Haven’t gotten to those printouts yet, but found something more fun to do!
I haven’t found any children’s books in Arapaho (though I think the Southern Arapaho in Oklahoma have made some). If you know of any children’s books in Arapaho, please let us know how to get one by emailing us through the Request Phrases page. We brought the children’s classic Brown Bear to Dr. Andy Cowell for our play date because no elders are near us, and he did a rough off-the-top-of-his-head translation (posted in its raw condition on the Listen and Watch page). I want to bring you with me on the process of making a kid’s book available in Arapaho.
1.I pick a very simple board book that repeats the same words over and over. Natural objects are easier to say in Arapaho than man-made ones, so go with animals over trains or toys.
2. I make a recording on my phone of a fluent speaker reading it in Arapaho very slowly. They need time to look through it and think about the translations first, no rushing. Translating is thoughtful work and can feel pressuring, so respect that and give them them space.
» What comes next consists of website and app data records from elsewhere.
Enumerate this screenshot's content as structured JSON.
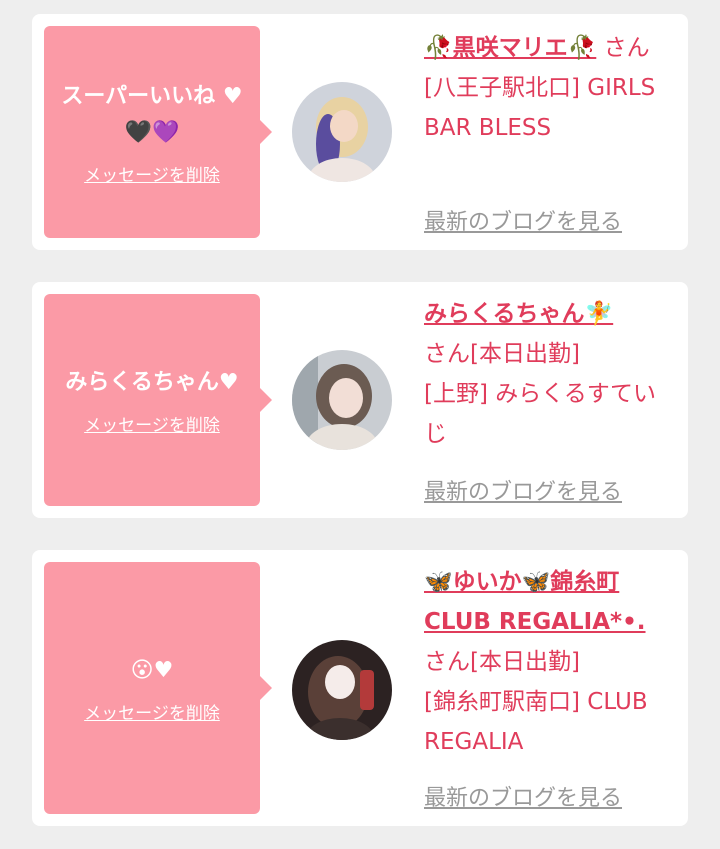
{
  "messages": [
    {
      "text": "スーパーいいね ♥ 🖤💜",
      "delete_label": "メッセージを削除",
      "name": "🥀黒咲マリエ🥀",
      "suffix": "さん",
      "shop": "[八王子駅北口] GIRLS BAR BLESS",
      "blog_label": "最新のブログを見る"
    },
    {
      "text": "みらくるちゃん♥",
      "delete_label": "メッセージを削除",
      "name": "みらくるちゃん🧚",
      "suffix": "さん[本日出勤]",
      "shop": "[上野] みらくるすていじ",
      "blog_label": "最新のブログを見る"
    },
    {
      "text": "😮♥",
      "delete_label": "メッセージを削除",
      "name": "🦋ゆいか🦋錦糸町CLUB REGALIA*•.",
      "suffix": "さん[本日出勤]",
      "shop": "[錦糸町駅南口] CLUB REGALIA",
      "blog_label": "最新のブログを見る"
    }
  ],
  "colors": {
    "bubble": "#fb9aa6",
    "name_text": "#e03c5b",
    "link_gray": "#999999"
  }
}
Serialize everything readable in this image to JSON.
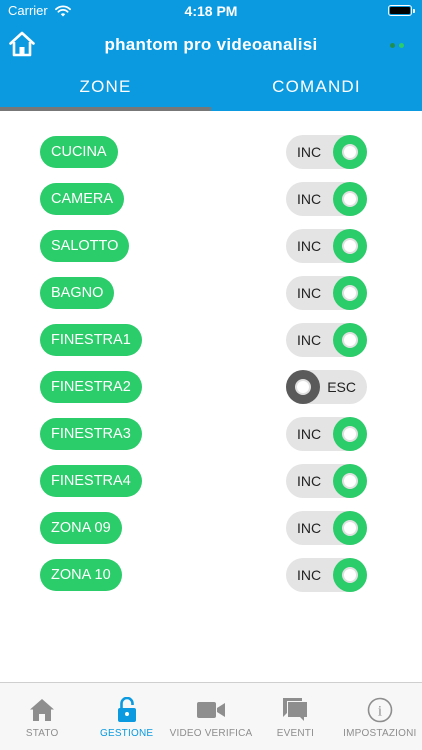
{
  "status_bar": {
    "carrier": "Carrier",
    "time": "4:18 PM"
  },
  "header": {
    "title": "phantom pro videoanalisi",
    "connection_dot_colors": [
      "#1f8f50",
      "#2bcc6a"
    ]
  },
  "tabs": [
    {
      "label": "ZONE",
      "active": true
    },
    {
      "label": "COMANDI",
      "active": false
    }
  ],
  "zones": [
    {
      "name": "CUCINA",
      "state": "INC",
      "on": true
    },
    {
      "name": "CAMERA",
      "state": "INC",
      "on": true
    },
    {
      "name": "SALOTTO",
      "state": "INC",
      "on": true
    },
    {
      "name": "BAGNO",
      "state": "INC",
      "on": true
    },
    {
      "name": "FINESTRA1",
      "state": "INC",
      "on": true
    },
    {
      "name": "FINESTRA2",
      "state": "ESC",
      "on": false
    },
    {
      "name": "FINESTRA3",
      "state": "INC",
      "on": true
    },
    {
      "name": "FINESTRA4",
      "state": "INC",
      "on": true
    },
    {
      "name": "ZONA 09",
      "state": "INC",
      "on": true
    },
    {
      "name": "ZONA 10",
      "state": "INC",
      "on": true
    }
  ],
  "bottom_tabs": [
    {
      "label": "STATO",
      "icon": "home-icon",
      "active": false
    },
    {
      "label": "GESTIONE",
      "icon": "lock-icon",
      "active": true
    },
    {
      "label": "VIDEO VERIFICA",
      "icon": "video-camera-icon",
      "active": false
    },
    {
      "label": "EVENTI",
      "icon": "chat-bubbles-icon",
      "active": false
    },
    {
      "label": "IMPOSTAZIONI",
      "icon": "info-icon",
      "active": false
    }
  ],
  "colors": {
    "primary": "#0b9ae0",
    "green": "#2bcc6a",
    "knob_off": "#5a5a5a",
    "tab_inactive": "#8e8e8e"
  }
}
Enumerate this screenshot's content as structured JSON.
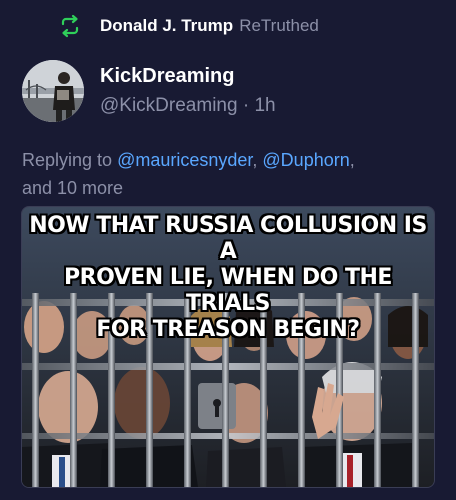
{
  "retruth": {
    "icon": "retruth-icon",
    "name": "Donald J. Trump",
    "verb": "ReTruthed",
    "accent": "#2fcf5a"
  },
  "post": {
    "author_name": "KickDreaming",
    "author_handle": "@KickDreaming",
    "separator": " · ",
    "time": "1h",
    "replying_prefix": "Replying to ",
    "mentions": [
      "@mauricesnyder",
      "@Duphorn"
    ],
    "mention_separator": ", ",
    "replying_suffix": ",",
    "replying_more": "and 10 more",
    "mention_color": "#5aa7ff"
  },
  "media": {
    "meme_lines": [
      "NOW THAT RUSSIA COLLUSION IS A",
      "PROVEN LIE, WHEN DO THE TRIALS",
      "FOR TREASON BEGIN?"
    ]
  }
}
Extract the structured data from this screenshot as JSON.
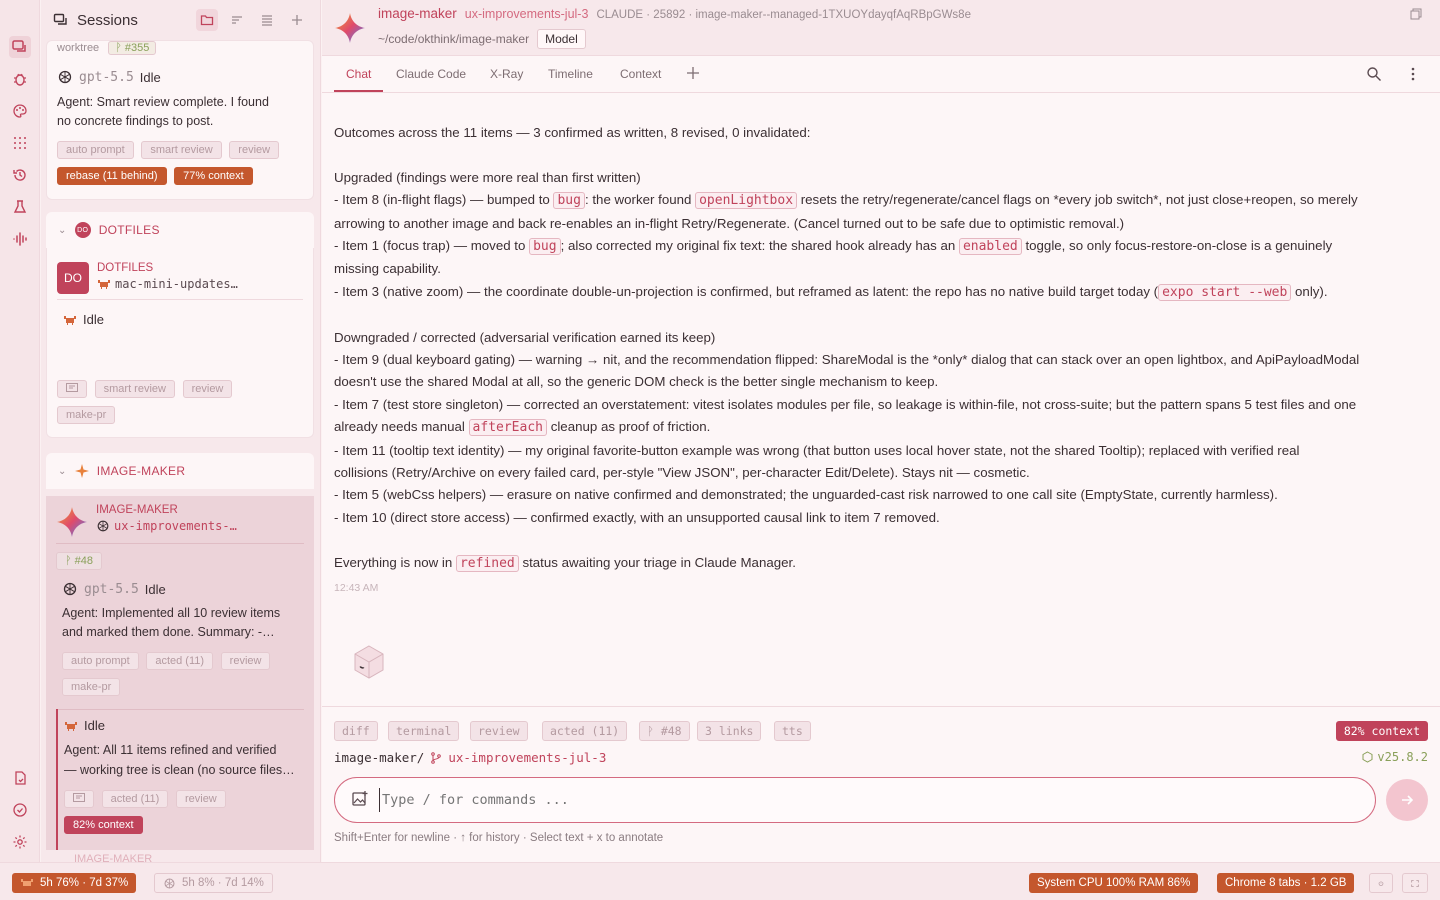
{
  "sessions": {
    "title": "Sessions",
    "card1": {
      "tag_worktree": "worktree",
      "tag_pr": "ᚹ #355",
      "model": "gpt-5.5",
      "state": "Idle",
      "summary1": "Agent: Smart review complete. I found",
      "summary2": "no concrete findings to post.",
      "chips": [
        "auto prompt",
        "smart review",
        "review"
      ],
      "chip_rebase": "rebase (11 behind)",
      "chip_context": "77% context"
    },
    "group_dotfiles": {
      "badge": "DO",
      "label": "DOTFILES"
    },
    "dotfiles_card": {
      "avatar": "DO",
      "name": "DOTFILES",
      "branch": "mac-mini-updates…",
      "state": "Idle",
      "chips": [
        "smart review",
        "review"
      ],
      "chip_makepr": "make-pr"
    },
    "group_imagemaker": {
      "label": "IMAGE-MAKER"
    },
    "imagemaker_card": {
      "name": "IMAGE-MAKER",
      "branch": "ux-improvements-…",
      "pr": "ᚹ #48",
      "model": "gpt-5.5",
      "state": "Idle",
      "summary1": "Agent: Implemented all 10 review items",
      "summary2": "and marked them done. Summary: -…",
      "chips": [
        "auto prompt",
        "acted (11)",
        "review"
      ],
      "chip_makepr": "make-pr",
      "sub_state": "Idle",
      "sub_summary1": "Agent: All 11 items refined and verified",
      "sub_summary2": "— working tree is clean (no source files…",
      "sub_chips": [
        "acted (11)",
        "review"
      ],
      "sub_context": "82% context"
    },
    "next_group_peek": "IMAGE-MAKER"
  },
  "header": {
    "repo": "image-maker",
    "branch": "ux-improvements-jul-3",
    "meta": "CLAUDE · 25892 · image-maker--managed-1TXUOYdayqfAqRBpGWs8e",
    "path": "~/code/okthink/image-maker",
    "model_button": "Model"
  },
  "tabs": [
    "Chat",
    "Claude Code",
    "X-Ray",
    "Timeline",
    "Context"
  ],
  "message": {
    "intro": "Outcomes across the 11 items — 3 confirmed as written, 8 revised, 0 invalidated:",
    "upgraded_head": "Upgraded (findings were more real than first written)",
    "u1a": "- Item 8 (in-flight flags) — bumped to ",
    "u1code1": "bug",
    "u1b": ": the worker found ",
    "u1code2": "openLightbox",
    "u1c": " resets the retry/regenerate/cancel flags on *every job switch*, not just close+reopen, so merely",
    "u1d": "arrowing to another image and back re-enables an in-flight Retry/Regenerate. (Cancel turned out to be safe due to optimistic removal.)",
    "u2a": "- Item 1 (focus trap) — moved to ",
    "u2code1": "bug",
    "u2b": "; also corrected my original fix text: the shared hook already has an ",
    "u2code2": "enabled",
    "u2c": " toggle, so only focus-restore-on-close is a genuinely",
    "u2d": "missing capability.",
    "u3a": "- Item 3 (native zoom) — the coordinate double-un-projection is confirmed, but reframed as latent: the repo has no native build target today (",
    "u3code": "expo start --web",
    "u3b": " only).",
    "down_head": "Downgraded / corrected (adversarial verification earned its keep)",
    "d1a": "- Item 9 (dual keyboard gating) — warning → nit, and the recommendation flipped: ShareModal is the *only* dialog that can stack over an open lightbox, and ApiPayloadModal",
    "d1b": "doesn't use the shared Modal at all, so the generic DOM check is the better single mechanism to keep.",
    "d2a": "- Item 7 (test store singleton) — corrected an overstatement: vitest isolates modules per file, so leakage is within-file, not cross-suite; but the pattern spans 5 test files and one",
    "d2b": "already needs manual ",
    "d2code": "afterEach",
    "d2c": " cleanup as proof of friction.",
    "d3a": "- Item 11 (tooltip text identity) — my original favorite-button example was wrong (that button uses local hover state, not the shared Tooltip); replaced with verified real",
    "d3b": "collisions (Retry/Archive on every failed card, per-style \"View JSON\", per-character Edit/Delete). Stays nit — cosmetic.",
    "d4": "- Item 5 (webCss helpers) — erasure on native confirmed and demonstrated; the unguarded-cast risk narrowed to one call site (EmptyState, currently harmless).",
    "d5": "- Item 10 (direct store access) — confirmed exactly, with an unsupported causal link to item 7 removed.",
    "end_a": "Everything is now in ",
    "end_code": "refined",
    "end_b": " status awaiting your triage in Claude Manager.",
    "time": "12:43 AM"
  },
  "composer": {
    "chips": [
      "diff",
      "terminal",
      "review",
      "acted (11)",
      "ᚹ #48",
      "3 links",
      "tts"
    ],
    "context": "82% context",
    "path": "image-maker/",
    "branch": "ux-improvements-jul-3",
    "version": "v25.8.2",
    "placeholder": "Type / for commands ...",
    "hint": "Shift+Enter for newline · ↑ for history · Select text + x to annotate"
  },
  "statusbar": {
    "claude_usage": "5h 76% · 7d 37%",
    "gpt_usage": "5h 8% · 7d 14%",
    "system": "System CPU 100% RAM 86%",
    "chrome": "Chrome 8 tabs · 1.2 GB"
  }
}
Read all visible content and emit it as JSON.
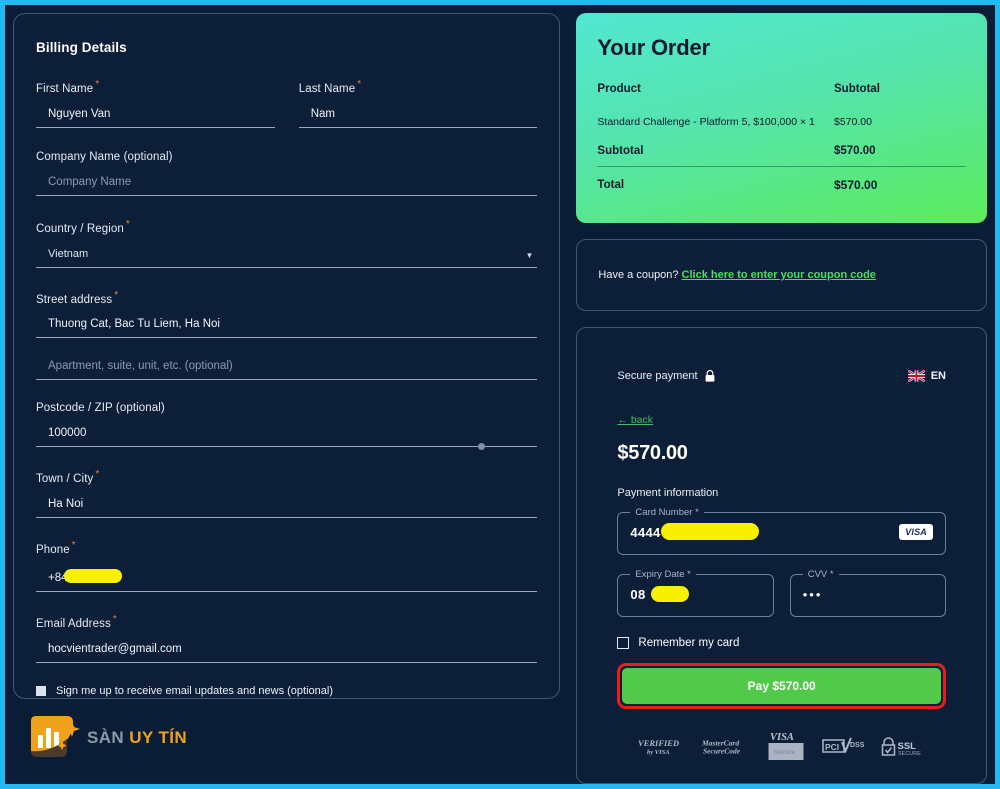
{
  "theme": {
    "outer_border": "#22b8f0",
    "page_bg": "#0b1d36",
    "panel_bg": "#0c1e38",
    "panel_border": "#3f5878",
    "required_mark": "#e8833a",
    "accent_green": "#4ade62",
    "pay_button_bg": "#52c94a",
    "annotation_red": "#ee1b1b",
    "redaction_yellow": "#f9f000",
    "order_gradient_from": "#52e7d2",
    "order_gradient_to": "#5ceb5b",
    "logo_orange": "#f0a21c"
  },
  "billing": {
    "title": "Billing Details",
    "first_name": {
      "label": "First Name",
      "required": true,
      "value": "Nguyen Van"
    },
    "last_name": {
      "label": "Last Name",
      "required": true,
      "value": "Nam"
    },
    "company": {
      "label": "Company Name (optional)",
      "required": false,
      "value": "",
      "placeholder": "Company Name"
    },
    "country": {
      "label": "Country / Region",
      "required": true,
      "value": "Vietnam"
    },
    "street": {
      "label": "Street address",
      "required": true,
      "value": "Thuong Cat, Bac Tu Liem, Ha Noi"
    },
    "street2": {
      "placeholder": "Apartment, suite, unit, etc. (optional)",
      "value": ""
    },
    "postcode": {
      "label": "Postcode / ZIP (optional)",
      "required": false,
      "value": "100000"
    },
    "city": {
      "label": "Town / City",
      "required": true,
      "value": "Ha Noi"
    },
    "phone": {
      "label": "Phone",
      "required": true,
      "value": "+84",
      "redacted": true
    },
    "email": {
      "label": "Email Address",
      "required": true,
      "value": "hocvientrader@gmail.com"
    },
    "newsletter": {
      "label": "Sign me up to receive email updates and news (optional)",
      "checked": true
    }
  },
  "logo": {
    "text_part1": "SÀN",
    "text_part2": "UY TÍN"
  },
  "order": {
    "title": "Your Order",
    "columns": {
      "product": "Product",
      "subtotal": "Subtotal"
    },
    "items": [
      {
        "name": "Standard Challenge - Platform 5, $100,000  × 1",
        "amount": "$570.00"
      }
    ],
    "subtotal_label": "Subtotal",
    "subtotal_value": "$570.00",
    "total_label": "Total",
    "total_value": "$570.00"
  },
  "coupon": {
    "prompt": "Have a coupon?",
    "link": "Click here to enter your coupon code"
  },
  "payment": {
    "secure_label": "Secure payment",
    "lock_icon": "lock-icon",
    "language": "EN",
    "flag_icon": "uk-flag-icon",
    "back_label": "← back",
    "amount": "$570.00",
    "section_label": "Payment information",
    "card_number": {
      "label": "Card Number *",
      "value": "4444",
      "redacted": true,
      "brand": "VISA"
    },
    "expiry": {
      "label": "Expiry Date *",
      "value": "08",
      "redacted": true
    },
    "cvv": {
      "label": "CVV *",
      "value": "•••"
    },
    "remember": {
      "label": "Remember my card",
      "checked": false
    },
    "pay_button": "Pay $570.00",
    "badges": [
      "VERIFIED by VISA",
      "MasterCard SecureCode",
      "VISA Secure",
      "PCI DSS",
      "SSL SECURE"
    ]
  }
}
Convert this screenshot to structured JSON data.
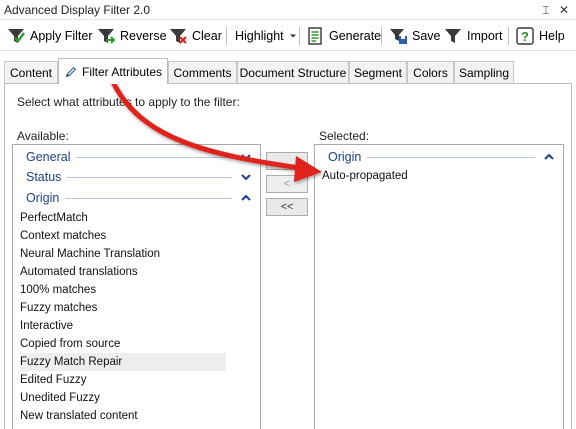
{
  "window": {
    "title": "Advanced Display Filter 2.0",
    "pin_glyph": "⌶",
    "close_glyph": "✕"
  },
  "toolbar": {
    "apply_filter": "Apply Filter",
    "reverse": "Reverse",
    "clear": "Clear",
    "highlight": "Highlight",
    "generate": "Generate",
    "save": "Save",
    "import": "Import",
    "help": "Help"
  },
  "tabs": [
    "Content",
    "Filter Attributes",
    "Comments",
    "Document Structure",
    "Segment",
    "Colors",
    "Sampling"
  ],
  "main": {
    "hint": "Select what attributes to apply to the filter:",
    "available_label": "Available:",
    "selected_label": "Selected:"
  },
  "available": {
    "groups": [
      {
        "name": "General",
        "state": "collapsed"
      },
      {
        "name": "Status",
        "state": "collapsed"
      },
      {
        "name": "Origin",
        "state": "expanded"
      }
    ],
    "items": [
      "PerfectMatch",
      "Context matches",
      "Neural Machine Translation",
      "Automated translations",
      "100% matches",
      "Fuzzy matches",
      "Interactive",
      "Copied from source",
      "Fuzzy Match Repair",
      "Edited Fuzzy",
      "Unedited Fuzzy",
      "New translated content"
    ],
    "highlighted_item": "Fuzzy Match Repair"
  },
  "selected": {
    "groups": [
      {
        "name": "Origin",
        "state": "expanded"
      }
    ],
    "items": [
      "Auto-propagated"
    ]
  },
  "buttons": {
    "remove": "<",
    "remove_all": "<<"
  },
  "colors": {
    "group_text": "#1f3f8f",
    "arrow": "#e0201c",
    "highlight_row": "#eeeeee"
  }
}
3. I type up the words in English (start a transcription file). Then I listen to the Arapaho, stop after every word, and write it down in a way that I can remember how it sounds. It doesn’t matter if I spell it wrong here; I can fix that later. What matters is that when I read it, it sounds as close as I can get to how the elder said it.
4. If the words are simple enough — animal names, numbers, colors or descriptive words like big and little — I can look them up in the dictionary, and copy/paste those into my transcription.
5. I print out the transcription and write the Arapaho words into the book with a sharpie. Stickers get peeled off by little fingers, so I write right on the page. I save the transcription so I can share it, and so if my book gets ripped, I can write Arapaho in a new one without going through all of this again.
6. Once it is written, I practice listening to the sound file while reading the book myself. I listen to page 1, pause the recording, repeat page 1, and listen to page 2.
So let’s start! Here’s the English version of Brown Bear, Brown Bear by Eric Carle:
Brown Bear, Brown Bear, what do you see? I see a red bird looking at me.
Red Bird, Red Bird, what do you see? I see a yellow duck looking at me.
Yellow Duck, Yellow Duck, what do you see? I see a blue horse looking at me.
Blue Horse, Blue Horse, what do you see? I see a green frog looking at me.
Green Frog, Green Frog, what do you see? I see a purple cat looking at me.
Purple Cat, Purple Cat, what do you see? I see a white dog looking at me.
White Dog, White Dog, what do you see? I see a black sheep looking at me.
Black Sheep, Black Sheep, what do you see? I see a goldfish looking at me.
Goldfish, Goldfish, what do you see? I see a teacher looking at me.
Teacher, Teacher, what do you see? I see children looking at me.
Children, Children, what do you see?
We see a brown bear, a red bird, a yellow duck, a blue horse, a green frog, a purple cat, a white dog, a black sheep, a goldfish, and a teacher looking at us.
That’s what we see!